__Problem to solve__
Every line of the listing belongs in your answer exactly as written; the images do not.

__Given data__

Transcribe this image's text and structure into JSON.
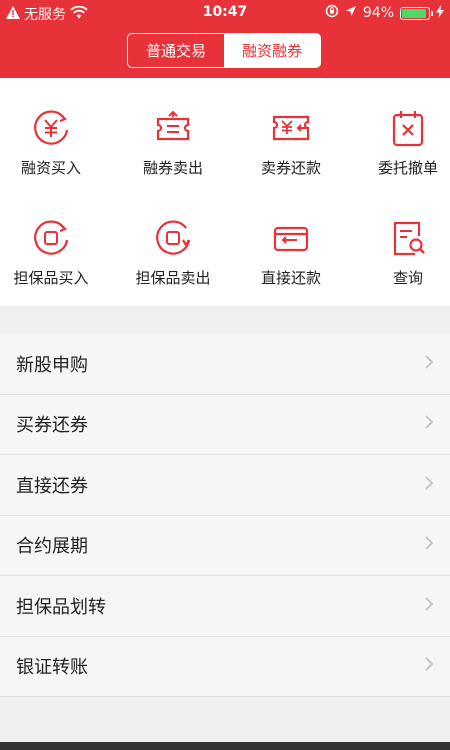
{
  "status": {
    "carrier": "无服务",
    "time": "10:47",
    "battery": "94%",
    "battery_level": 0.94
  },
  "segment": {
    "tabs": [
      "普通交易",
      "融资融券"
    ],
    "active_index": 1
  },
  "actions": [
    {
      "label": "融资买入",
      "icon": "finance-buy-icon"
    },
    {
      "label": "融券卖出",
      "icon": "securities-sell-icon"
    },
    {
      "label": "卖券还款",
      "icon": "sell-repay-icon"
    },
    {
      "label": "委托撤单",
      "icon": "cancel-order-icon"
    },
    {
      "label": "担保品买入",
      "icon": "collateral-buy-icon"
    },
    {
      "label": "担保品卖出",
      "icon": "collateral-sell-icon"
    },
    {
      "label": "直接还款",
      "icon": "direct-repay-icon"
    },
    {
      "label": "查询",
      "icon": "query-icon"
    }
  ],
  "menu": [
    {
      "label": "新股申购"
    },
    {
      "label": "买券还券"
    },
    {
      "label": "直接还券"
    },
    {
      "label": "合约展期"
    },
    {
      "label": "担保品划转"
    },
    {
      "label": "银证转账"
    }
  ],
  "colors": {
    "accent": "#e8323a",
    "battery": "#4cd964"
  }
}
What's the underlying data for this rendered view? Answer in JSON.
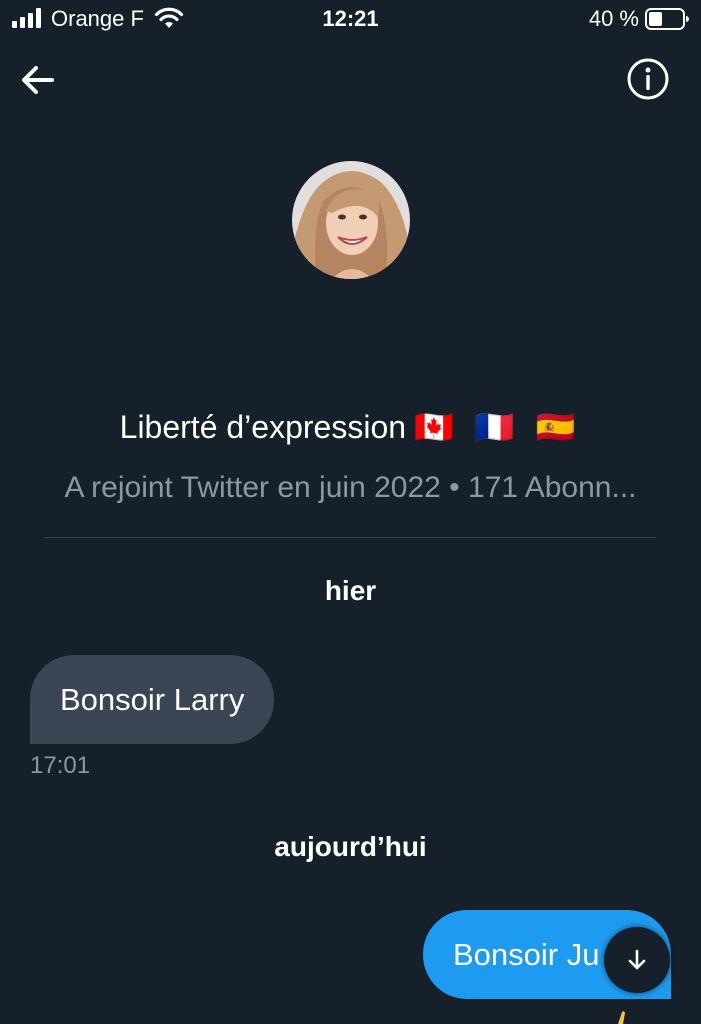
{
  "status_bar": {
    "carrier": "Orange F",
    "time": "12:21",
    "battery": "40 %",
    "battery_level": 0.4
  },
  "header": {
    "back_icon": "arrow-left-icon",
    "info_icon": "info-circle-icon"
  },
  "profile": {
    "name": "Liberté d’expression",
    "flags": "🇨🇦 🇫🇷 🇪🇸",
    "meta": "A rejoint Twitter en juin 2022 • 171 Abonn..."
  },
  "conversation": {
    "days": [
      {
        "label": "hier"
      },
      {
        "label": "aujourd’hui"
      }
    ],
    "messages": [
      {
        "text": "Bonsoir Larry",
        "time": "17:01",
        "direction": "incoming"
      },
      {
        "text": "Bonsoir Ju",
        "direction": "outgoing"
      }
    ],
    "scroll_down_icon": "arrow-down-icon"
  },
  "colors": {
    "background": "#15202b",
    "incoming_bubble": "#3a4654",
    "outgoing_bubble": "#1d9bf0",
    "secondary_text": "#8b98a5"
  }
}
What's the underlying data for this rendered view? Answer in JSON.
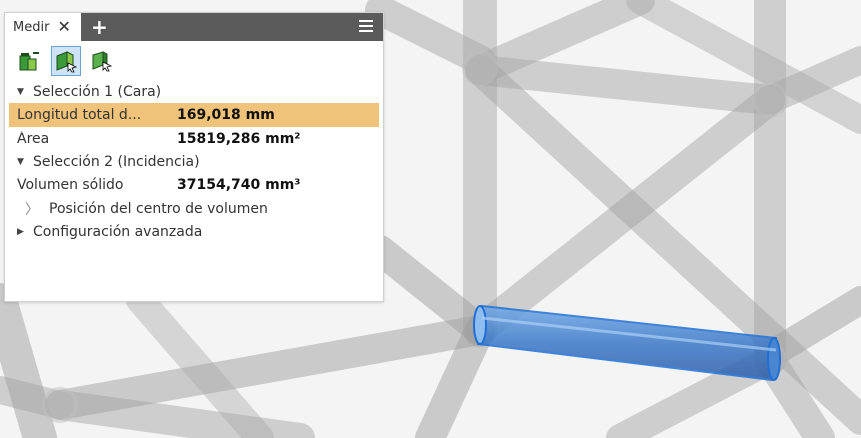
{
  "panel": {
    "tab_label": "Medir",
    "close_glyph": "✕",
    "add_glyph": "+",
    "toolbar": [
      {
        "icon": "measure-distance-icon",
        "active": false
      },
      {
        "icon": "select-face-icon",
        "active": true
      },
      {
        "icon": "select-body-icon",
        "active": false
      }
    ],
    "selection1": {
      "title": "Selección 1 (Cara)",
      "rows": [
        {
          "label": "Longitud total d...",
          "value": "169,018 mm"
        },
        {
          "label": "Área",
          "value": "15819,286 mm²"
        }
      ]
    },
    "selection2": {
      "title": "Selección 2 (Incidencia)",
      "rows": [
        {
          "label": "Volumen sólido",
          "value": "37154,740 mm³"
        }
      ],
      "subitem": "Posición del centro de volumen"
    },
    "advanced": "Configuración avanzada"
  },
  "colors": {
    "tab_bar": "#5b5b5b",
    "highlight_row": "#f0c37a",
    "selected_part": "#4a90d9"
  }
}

__Reply to the task__
Transcribe this image's text and structure into JSON.
{
  "status": {
    "carrier": "无服务",
    "time": "10:47",
    "battery": "94%",
    "battery_level": 0.94
  },
  "segment": {
    "tabs": [
      "普通交易",
      "融资融券"
    ],
    "active_index": 1
  },
  "actions": [
    {
      "label": "融资买入",
      "icon": "finance-buy-icon"
    },
    {
      "label": "融券卖出",
      "icon": "securities-sell-icon"
    },
    {
      "label": "卖券还款",
      "icon": "sell-repay-icon"
    },
    {
      "label": "委托撤单",
      "icon": "cancel-order-icon"
    },
    {
      "label": "担保品买入",
      "icon": "collateral-buy-icon"
    },
    {
      "label": "担保品卖出",
      "icon": "collateral-sell-icon"
    },
    {
      "label": "直接还款",
      "icon": "direct-repay-icon"
    },
    {
      "label": "查询",
      "icon": "query-icon"
    }
  ],
  "menu": [
    {
      "label": "新股申购"
    },
    {
      "label": "买券还券"
    },
    {
      "label": "直接还券"
    },
    {
      "label": "合约展期"
    },
    {
      "label": "担保品划转"
    },
    {
      "label": "银证转账"
    }
  ],
  "colors": {
    "accent": "#e8323a",
    "battery": "#4cd964"
  }
}
What's the underlying data for this rendered view? Answer in JSON.
{
  "status_bar": {
    "carrier": "Orange F",
    "time": "12:21",
    "battery": "40 %",
    "battery_level": 0.4
  },
  "header": {
    "back_icon": "arrow-left-icon",
    "info_icon": "info-circle-icon"
  },
  "profile": {
    "name": "Liberté d’expression",
    "flags": "🇨🇦 🇫🇷 🇪🇸",
    "meta": "A rejoint Twitter en juin 2022 • 171 Abonn..."
  },
  "conversation": {
    "days": [
      {
        "label": "hier"
      },
      {
        "label": "aujourd’hui"
      }
    ],
    "messages": [
      {
        "text": "Bonsoir Larry",
        "time": "17:01",
        "direction": "incoming"
      },
      {
        "text": "Bonsoir Ju",
        "direction": "outgoing"
      }
    ],
    "scroll_down_icon": "arrow-down-icon"
  },
  "colors": {
    "background": "#15202b",
    "incoming_bubble": "#3a4654",
    "outgoing_bubble": "#1d9bf0",
    "secondary_text": "#8b98a5"
  }
}
What's the underlying data for this rendered view? Answer in JSON.
{
  "panel": {
    "tab_label": "Medir",
    "close_glyph": "✕",
    "add_glyph": "+",
    "toolbar": [
      {
        "icon": "measure-distance-icon",
        "active": false
      },
      {
        "icon": "select-face-icon",
        "active": true
      },
      {
        "icon": "select-body-icon",
        "active": false
      }
    ],
    "selection1": {
      "title": "Selección 1 (Cara)",
      "rows": [
        {
          "label": "Longitud total d...",
          "value": "169,018 mm"
        },
        {
          "label": "Área",
          "value": "15819,286 mm²"
        }
      ]
    },
    "selection2": {
      "title": "Selección 2 (Incidencia)",
      "rows": [
        {
          "label": "Volumen sólido",
          "value": "37154,740 mm³"
        }
      ],
      "subitem": "Posición del centro de volumen"
    },
    "advanced": "Configuración avanzada"
  },
  "colors": {
    "tab_bar": "#5b5b5b",
    "highlight_row": "#f0c37a",
    "selected_part": "#4a90d9"
  }
}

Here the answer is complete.